» To do
Across the whole listing, copy out every line that includes the string "الفلسطينية".

» Source material
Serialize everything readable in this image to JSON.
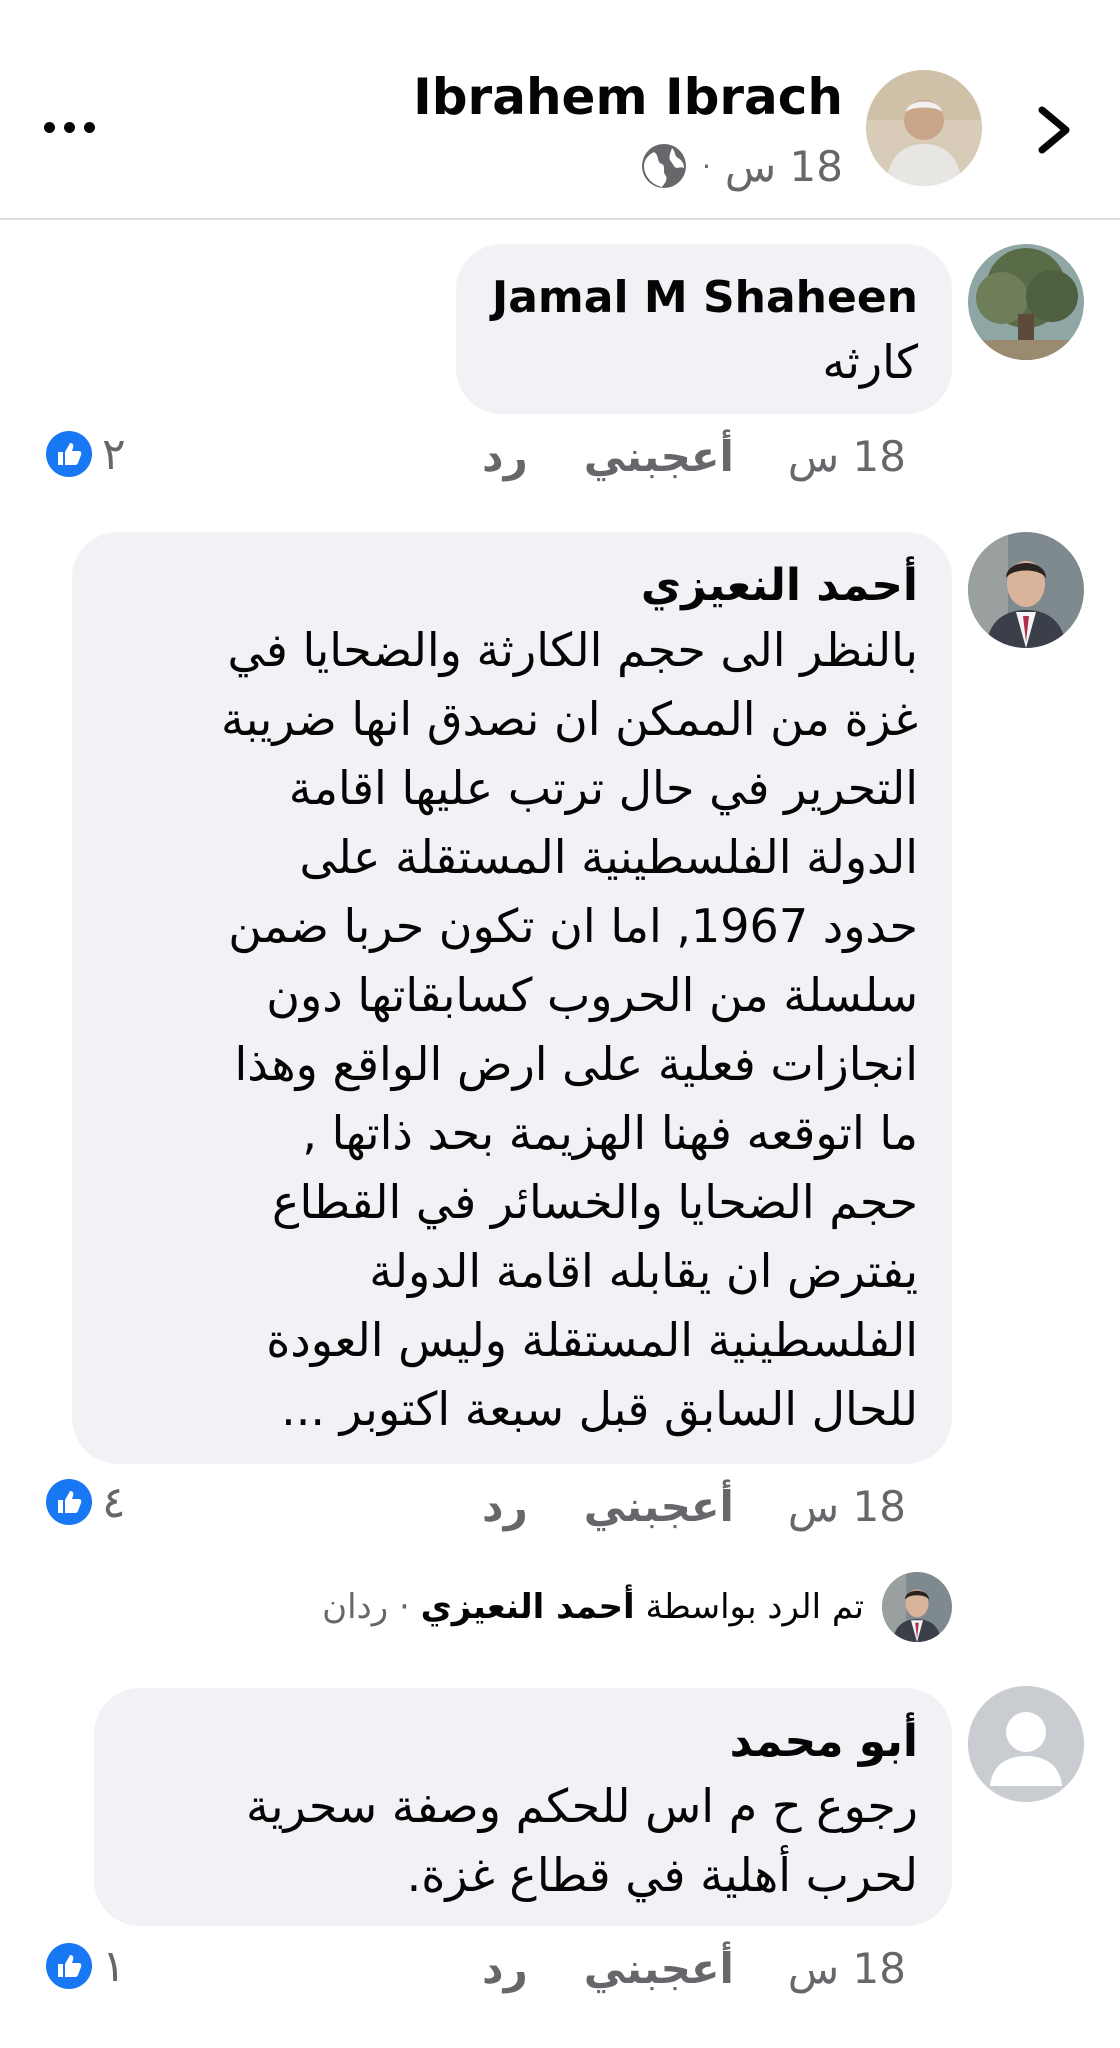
{
  "header": {
    "author_name": "Ibrahem Ibrach",
    "time": "18 س",
    "separator": "·"
  },
  "comments": [
    {
      "name": "Jamal M Shaheen",
      "lines": [
        "كارثه"
      ],
      "time": "18 س",
      "like_label": "أعجبني",
      "reply_label": "رد",
      "reaction_count": "٢"
    },
    {
      "name": "أحمد النعيزي",
      "lines": [
        "بالنظر الى حجم الكارثة والضحايا في",
        "غزة من الممكن ان نصدق انها ضريبة",
        "التحرير في حال ترتب عليها اقامة",
        "الدولة الفلسطينية المستقلة على",
        "حدود 1967, اما ان تكون حربا ضمن",
        "سلسلة من الحروب كسابقاتها دون",
        "انجازات فعلية على ارض الواقع وهذا",
        "ما اتوقعه فهنا الهزيمة بحد ذاتها ,",
        "حجم الضحايا والخسائر في القطاع",
        "يفترض ان يقابله اقامة الدولة",
        "الفلسطينية المستقلة وليس العودة",
        "للحال السابق قبل سبعة اكتوبر ..."
      ],
      "time": "18 س",
      "like_label": "أعجبني",
      "reply_label": "رد",
      "reaction_count": "٤",
      "replies": {
        "prefix": "تم الرد بواسطة",
        "replier": "أحمد النعيزي",
        "count": "· ردان"
      }
    },
    {
      "name": "أبو محمد",
      "lines": [
        "رجوع ح م اس للحكم وصفة سحرية",
        "لحرب أهلية في قطاع غزة."
      ],
      "time": "18 س",
      "like_label": "أعجبني",
      "reply_label": "رد",
      "reaction_count": "١"
    }
  ],
  "colors": {
    "bubble": "#f0f2f5",
    "meta": "#65676b",
    "like_blue": "#1877f2",
    "divider": "#dadde1"
  },
  "icons": [
    "more-icon",
    "globe-icon",
    "back-chevron-icon",
    "like-icon",
    "default-avatar-icon"
  ]
}
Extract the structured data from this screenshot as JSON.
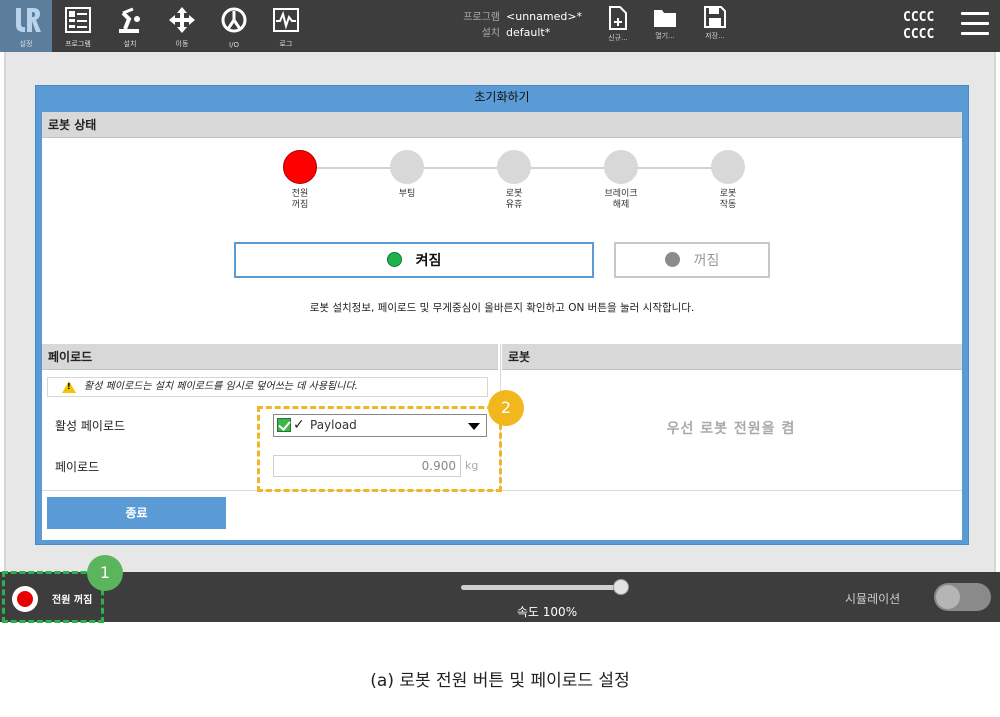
{
  "nav": {
    "items": [
      {
        "label": "설정",
        "icon": "ur-logo-icon"
      },
      {
        "label": "프로그램",
        "icon": "program-icon"
      },
      {
        "label": "설치",
        "icon": "installation-icon"
      },
      {
        "label": "이동",
        "icon": "move-icon"
      },
      {
        "label": "I/O",
        "icon": "io-icon"
      },
      {
        "label": "로그",
        "icon": "log-icon"
      }
    ]
  },
  "file": {
    "program_label": "프로그램",
    "program_value": "<unnamed>*",
    "install_label": "설치",
    "install_value": "default*",
    "new_label": "신규...",
    "open_label": "열기...",
    "save_label": "저장..."
  },
  "header": {
    "cccc_top": "CCCC",
    "cccc_bottom": "CCCC"
  },
  "dialog": {
    "title": "초기화하기",
    "robot_state_header": "로봇 상태",
    "steps": [
      {
        "label": "전원\n꺼짐",
        "active": true
      },
      {
        "label": "부팅",
        "active": false
      },
      {
        "label": "로봇\n유휴",
        "active": false
      },
      {
        "label": "브레이크\n해제",
        "active": false
      },
      {
        "label": "로봇\n작동",
        "active": false
      }
    ],
    "on_label": "켜짐",
    "off_label": "꺼짐",
    "instruction": "로봇 설치정보, 페이로드 및 무게중심이 올바른지 확인하고 ON 버튼을 눌러 시작합니다.",
    "payload_header": "페이로드",
    "robot_header": "로봇",
    "warning": "활성 페이로드는 설치 페이로드를 임시로 덮어쓰는 데 사용됩니다.",
    "active_payload_label": "활성 페이로드",
    "active_payload_value": "Payload",
    "payload_label": "페이로드",
    "payload_value": "0.900",
    "payload_unit": "kg",
    "robot_message": "우선 로봇 전원을 켬",
    "close_label": "종료"
  },
  "annotations": {
    "badge1": "1",
    "badge2": "2"
  },
  "footer": {
    "power_label": "전원 꺼짐",
    "speed_label": "속도 100%",
    "speed_percent": 100,
    "simulation_label": "시뮬레이션",
    "simulation_on": false
  },
  "caption": "(a) 로봇 전원 버튼 및 페이로드 설정",
  "colors": {
    "accent": "#5b9bd5",
    "topbar": "#3d3d3d",
    "on_green": "#22b24c",
    "power_red": "#ff0000",
    "highlight_orange": "#f0b62a",
    "highlight_green": "#2bb24c"
  }
}
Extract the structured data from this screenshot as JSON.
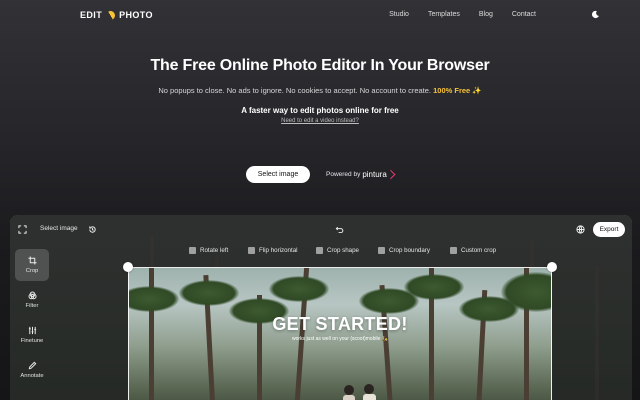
{
  "nav": {
    "logo_left": "EDIT",
    "logo_right": "PHOTO",
    "links": [
      "Studio",
      "Templates",
      "Blog",
      "Contact"
    ],
    "theme_icon": "moon-icon"
  },
  "hero": {
    "title": "The Free Online Photo Editor In Your Browser",
    "subtitle": "No popups to close. No ads to ignore. No cookies to accept. No account to create.",
    "highlight": "100% Free ✨",
    "tagline": "A faster way to edit photos online for free",
    "video_link": "Need to edit a video instead?",
    "select_button": "Select image",
    "powered_by": "Powered by",
    "powered_brand": "pintura"
  },
  "editor": {
    "topbar": {
      "select_image": "Select image",
      "export": "Export"
    },
    "tools": [
      {
        "label": "Rotate left",
        "icon": "rotate-left-icon"
      },
      {
        "label": "Flip horizontal",
        "icon": "flip-horizontal-icon"
      },
      {
        "label": "Crop shape",
        "icon": "crop-shape-icon"
      },
      {
        "label": "Crop boundary",
        "icon": "crop-boundary-icon"
      },
      {
        "label": "Custom crop",
        "icon": "custom-crop-icon"
      }
    ],
    "sidebar": [
      {
        "label": "Crop",
        "icon": "crop-icon",
        "active": true
      },
      {
        "label": "Filter",
        "icon": "filter-icon",
        "active": false
      },
      {
        "label": "Finetune",
        "icon": "finetune-icon",
        "active": false
      },
      {
        "label": "Annotate",
        "icon": "annotate-icon",
        "active": false
      }
    ],
    "canvas": {
      "headline": "GET STARTED!",
      "caption": "works just as well on your (scoot)mobile 🛵"
    }
  },
  "colors": {
    "accent": "#f7c236",
    "brand_pink": "#e23a6b",
    "background": "#26262a"
  }
}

» Answer below
        "الدولة الفلسطينية المستقلة على",
        "الفلسطينية المستقلة وليس العودة",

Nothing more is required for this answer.